In article in the Washington Quarterly last month, Professor Cheng Li of the Brookings Institution in Washington, said Bo's self-promotion had been the more effective. '[Bo] is an elitist who has always been favoured and privileged within the communist regime, but he now claims the mantle of Maoist populism,' Li wrote.

Indeed, Bo seems to have succeeded in becoming quite popular among the Chongqing public and his bravado earned him the title 'man of the year' in an online poll conducted by the People's Daily in 2009.

Professor Liu Kang, the director of Duke University's China Research Centre, said of the Wang Lijun affair: 'This seemed at first like a power struggle on Bo's turf and then turned into a diplomatic crisis. However, I don't think it will escalate into the much rumoured downfall of Bo and his Chongqing model, as hoped for by many right-wing intellectuals.'

Wu Si , editor-in-chief of the pro-reform journal Yanhuang Chunqiu, said the Chongqing model represents a dissenting voice and that its existence is good for China's political ecology.

Bo has been as active as ever since the Wang Lijun saga broke, making an inspection trip last week to a military unit in Yunnan that was set up by his late father, revolutionary veteran Bo Yibo . State media reports say he has continued his campaign to promote his pet 'core socialist values' in recent days.

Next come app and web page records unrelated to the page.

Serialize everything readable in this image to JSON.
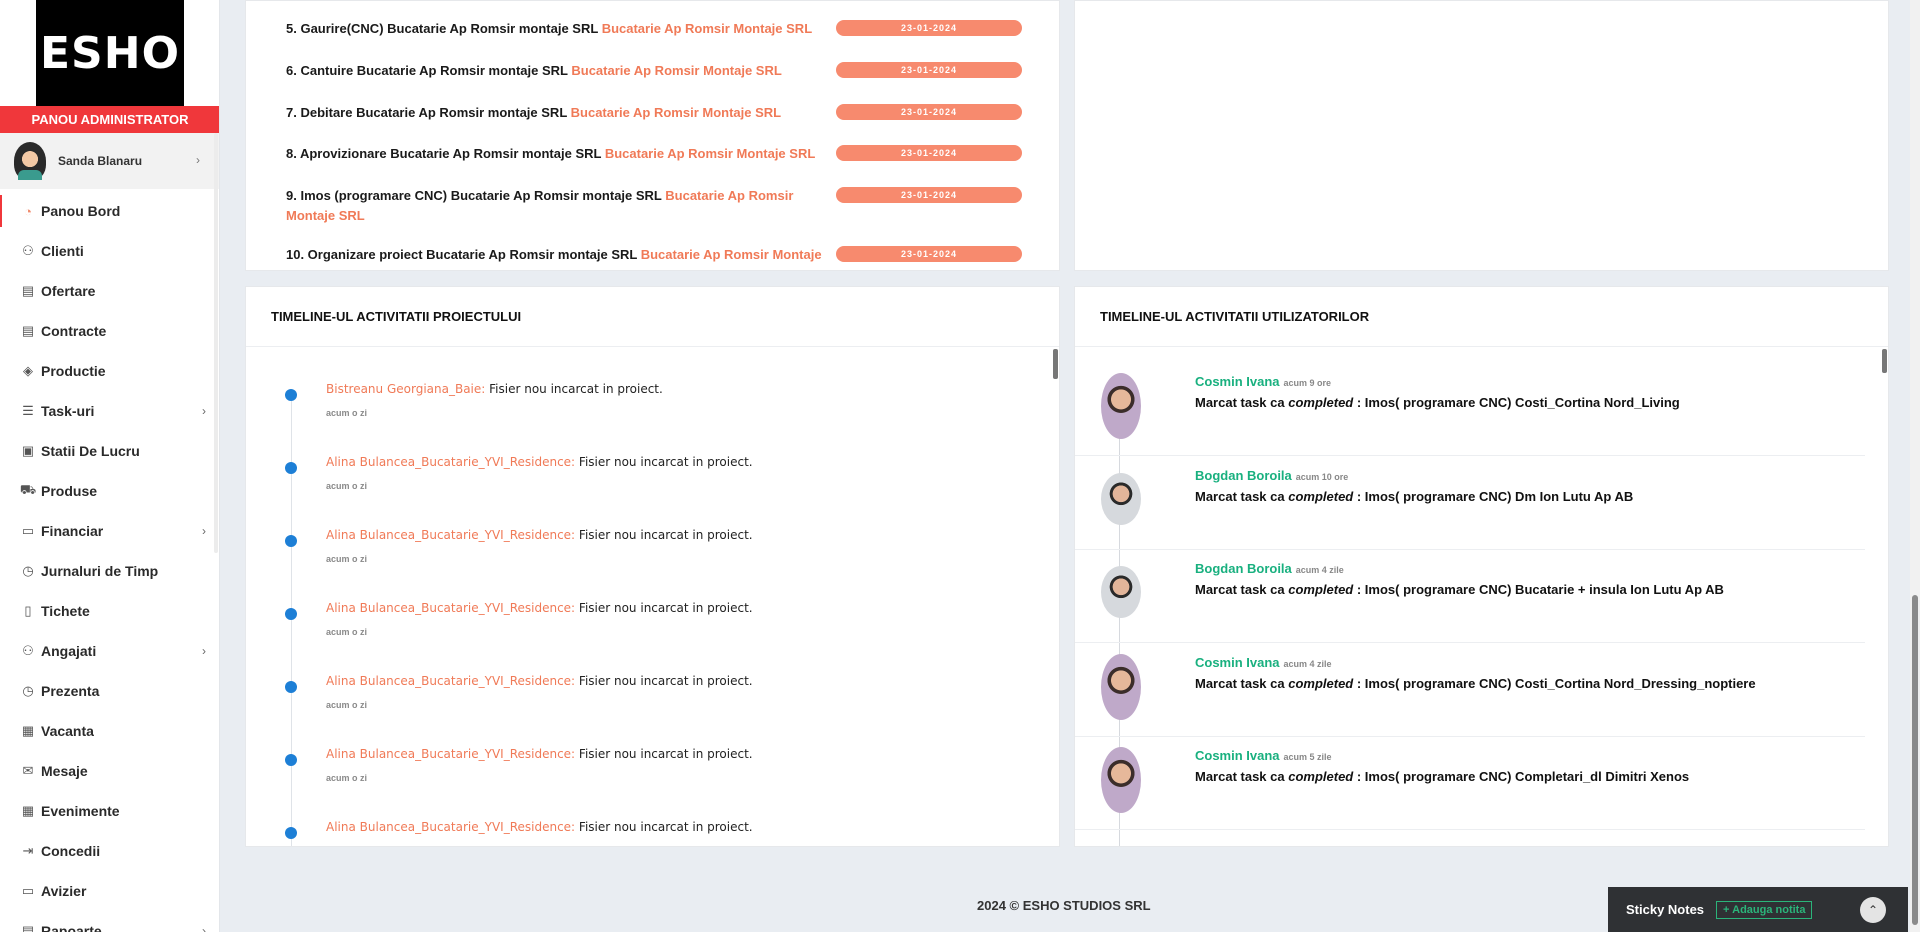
{
  "brand": {
    "logo": "ESHO",
    "admin_banner": "PANOU ADMINISTRATOR"
  },
  "user": {
    "name": "Sanda Blanaru",
    "chevron": "›"
  },
  "nav": [
    {
      "label": "Panou Bord",
      "icon": "dashboard-icon",
      "glyph": "◔",
      "active": true
    },
    {
      "label": "Clienti",
      "icon": "users-icon",
      "glyph": "⚇"
    },
    {
      "label": "Ofertare",
      "icon": "document-icon",
      "glyph": "▤"
    },
    {
      "label": "Contracte",
      "icon": "contract-icon",
      "glyph": "▤"
    },
    {
      "label": "Productie",
      "icon": "layers-icon",
      "glyph": "◈"
    },
    {
      "label": "Task-uri",
      "icon": "tasks-icon",
      "glyph": "☰",
      "chevron": "›"
    },
    {
      "label": "Statii De Lucru",
      "icon": "workstation-icon",
      "glyph": "▣"
    },
    {
      "label": "Produse",
      "icon": "cart-icon",
      "glyph": "⛟"
    },
    {
      "label": "Financiar",
      "icon": "money-icon",
      "glyph": "▭",
      "chevron": "›"
    },
    {
      "label": "Jurnaluri de Timp",
      "icon": "clock-icon",
      "glyph": "◷"
    },
    {
      "label": "Tichete",
      "icon": "ticket-icon",
      "glyph": "▯"
    },
    {
      "label": "Angajati",
      "icon": "employee-icon",
      "glyph": "⚇",
      "chevron": "›"
    },
    {
      "label": "Prezenta",
      "icon": "attendance-icon",
      "glyph": "◷"
    },
    {
      "label": "Vacanta",
      "icon": "calendar-icon",
      "glyph": "▦"
    },
    {
      "label": "Mesaje",
      "icon": "mail-icon",
      "glyph": "✉"
    },
    {
      "label": "Evenimente",
      "icon": "events-icon",
      "glyph": "▦"
    },
    {
      "label": "Concedii",
      "icon": "leave-icon",
      "glyph": "⇥"
    },
    {
      "label": "Avizier",
      "icon": "board-icon",
      "glyph": "▭"
    },
    {
      "label": "Rapoarte",
      "icon": "reports-icon",
      "glyph": "▤",
      "chevron": "›"
    }
  ],
  "tasks": [
    {
      "text": "5. Gaurire(CNC) Bucatarie Ap Romsir montaje SRL ",
      "link": "Bucatarie Ap Romsir Montaje SRL",
      "date": "23-01-2024"
    },
    {
      "text": "6. Cantuire Bucatarie Ap Romsir montaje SRL ",
      "link": "Bucatarie Ap Romsir Montaje SRL",
      "date": "23-01-2024"
    },
    {
      "text": "7. Debitare Bucatarie Ap Romsir montaje SRL ",
      "link": "Bucatarie Ap Romsir Montaje SRL",
      "date": "23-01-2024"
    },
    {
      "text": "8. Aprovizionare Bucatarie Ap Romsir montaje SRL ",
      "link": "Bucatarie Ap Romsir Montaje SRL",
      "date": "23-01-2024"
    },
    {
      "text": "9. Imos (programare CNC) Bucatarie Ap Romsir montaje SRL ",
      "link": "Bucatarie Ap Romsir Montaje SRL",
      "date": "23-01-2024"
    },
    {
      "text": "10. Organizare proiect Bucatarie Ap Romsir montaje SRL ",
      "link": "Bucatarie Ap Romsir Montaje SRL",
      "date": "23-01-2024"
    }
  ],
  "project_timeline": {
    "title": "TIMELINE-UL ACTIVITATII PROIECTULUI",
    "items": [
      {
        "who": "Bistreanu Georgiana_Baie:",
        "msg": " Fisier nou incarcat in proiect.",
        "time": "acum o zi"
      },
      {
        "who": "Alina Bulancea_Bucatarie_YVI_Residence:",
        "msg": " Fisier nou incarcat in proiect.",
        "time": "acum o zi"
      },
      {
        "who": "Alina Bulancea_Bucatarie_YVI_Residence:",
        "msg": " Fisier nou incarcat in proiect.",
        "time": "acum o zi"
      },
      {
        "who": "Alina Bulancea_Bucatarie_YVI_Residence:",
        "msg": " Fisier nou incarcat in proiect.",
        "time": "acum o zi"
      },
      {
        "who": "Alina Bulancea_Bucatarie_YVI_Residence:",
        "msg": " Fisier nou incarcat in proiect.",
        "time": "acum o zi"
      },
      {
        "who": "Alina Bulancea_Bucatarie_YVI_Residence:",
        "msg": " Fisier nou incarcat in proiect.",
        "time": "acum o zi"
      },
      {
        "who": "Alina Bulancea_Bucatarie_YVI_Residence:",
        "msg": " Fisier nou incarcat in proiect.",
        "time": ""
      }
    ]
  },
  "user_timeline": {
    "title": "TIMELINE-UL ACTIVITATII UTILIZATORILOR",
    "items": [
      {
        "name": "Cosmin Ivana",
        "ago": "acum 9 ore",
        "prefix": "Marcat task ca ",
        "status": "completed",
        "detail": " : Imos( programare CNC) Costi_Cortina Nord_Living",
        "avatar": "a"
      },
      {
        "name": "Bogdan Boroila",
        "ago": "acum 10 ore",
        "prefix": "Marcat task ca ",
        "status": "completed",
        "detail": " : Imos( programare CNC) Dm Ion Lutu Ap AB",
        "avatar": "b"
      },
      {
        "name": "Bogdan Boroila",
        "ago": "acum 4 zile",
        "prefix": "Marcat task ca ",
        "status": "completed",
        "detail": " : Imos( programare CNC) Bucatarie + insula Ion Lutu Ap AB",
        "avatar": "b"
      },
      {
        "name": "Cosmin Ivana",
        "ago": "acum 4 zile",
        "prefix": "Marcat task ca ",
        "status": "completed",
        "detail": " : Imos( programare CNC) Costi_Cortina Nord_Dressing_noptiere",
        "avatar": "a"
      },
      {
        "name": "Cosmin Ivana",
        "ago": "acum 5 zile",
        "prefix": "Marcat task ca ",
        "status": "completed",
        "detail": " : Imos( programare CNC) Completari_dl Dimitri Xenos",
        "avatar": "a"
      }
    ]
  },
  "footer": {
    "text": "2024 © ESHO STUDIOS SRL"
  },
  "sticky": {
    "title": "Sticky Notes",
    "add_label": "+ Adauga notita",
    "up_glyph": "⌃"
  }
}
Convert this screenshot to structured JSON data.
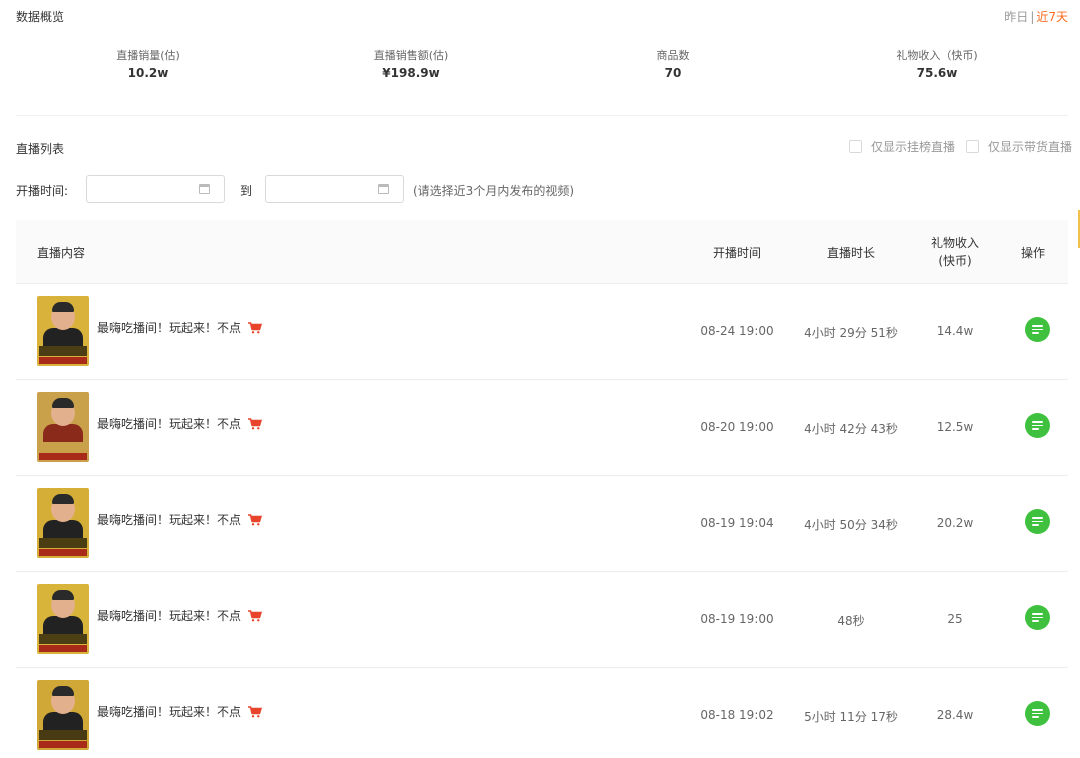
{
  "overview": {
    "title": "数据概览",
    "range_yesterday": "昨日",
    "range_separator": "|",
    "range_7days": "近7天"
  },
  "stats": [
    {
      "label": "直播销量(估)",
      "value": "10.2w"
    },
    {
      "label": "直播销售额(估)",
      "value": "¥198.9w"
    },
    {
      "label": "商品数",
      "value": "70"
    },
    {
      "label": "礼物收入（快币)",
      "value": "75.6w"
    }
  ],
  "live_list": {
    "title": "直播列表",
    "filter_ranked": "仅显示挂榜直播",
    "filter_selling": "仅显示带货直播"
  },
  "date_filter": {
    "label": "开播时间:",
    "to_label": "到",
    "hint": "(请选择近3个月内发布的视频)",
    "start_value": "",
    "end_value": ""
  },
  "table": {
    "headers": {
      "content": "直播内容",
      "start_time": "开播时间",
      "duration": "直播时长",
      "gift_line1": "礼物收入",
      "gift_line2": "(快币)",
      "action": "操作"
    },
    "rows": [
      {
        "title": "最嗨吃播间！玩起来！不点",
        "start_time": "08-24 19:00",
        "duration": "4小时 29分 51秒",
        "gift": "14.4w"
      },
      {
        "title": "最嗨吃播间！玩起来！不点",
        "start_time": "08-20 19:00",
        "duration": "4小时 42分 43秒",
        "gift": "12.5w"
      },
      {
        "title": "最嗨吃播间！玩起来！不点",
        "start_time": "08-19 19:04",
        "duration": "4小时 50分 34秒",
        "gift": "20.2w"
      },
      {
        "title": "最嗨吃播间！玩起来！不点",
        "start_time": "08-19 19:00",
        "duration": "48秒",
        "gift": "25"
      },
      {
        "title": "最嗨吃播间！玩起来！不点",
        "start_time": "08-18 19:02",
        "duration": "5小时 11分 17秒",
        "gift": "28.4w"
      }
    ]
  },
  "colors": {
    "accent_orange": "#fa6b1f",
    "action_green": "#3fc13f",
    "cart_red": "#e8452c"
  },
  "icons": {
    "calendar": "calendar-icon",
    "cart": "shopping-cart-icon",
    "detail": "list-detail-icon"
  }
}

Liu said people need to see Chongqing model as a contradictory but viable experiment, jointly executed by an overconfident and capable princeling in Bo and a veteran economist and bureaucrat - Chongqing Mayor Huang Qifan .

'Ideologically the Chongqing model seems quite scary to China's intellectual elite, who are mostly disenfranchised from and traumatised by Maoist ideologies,' Liu said. 'Yet they tend to downplay Huang Qifan's economic achievements in Chongqing, with rapid GDP growth and balanced social reform, including affordable housing, social welfare, medicare, et cetera, with the strong backing of Bo.'

Liu also pointed out that the princelings, headed by Hu's heir-apparent, Vice-President Xi Jinping , will inevitably take over and are desperate to find ways out of the Hu-Wen gridlock. 'Allowing the Chongqing and the Guangdong models to compete is one of the few choices they have,' he said.

However, analysts say there's no guarantee that Bo and his patrons in Zhongnanhai, the party leadership compound in Beijing, can help his campaign regain momentum.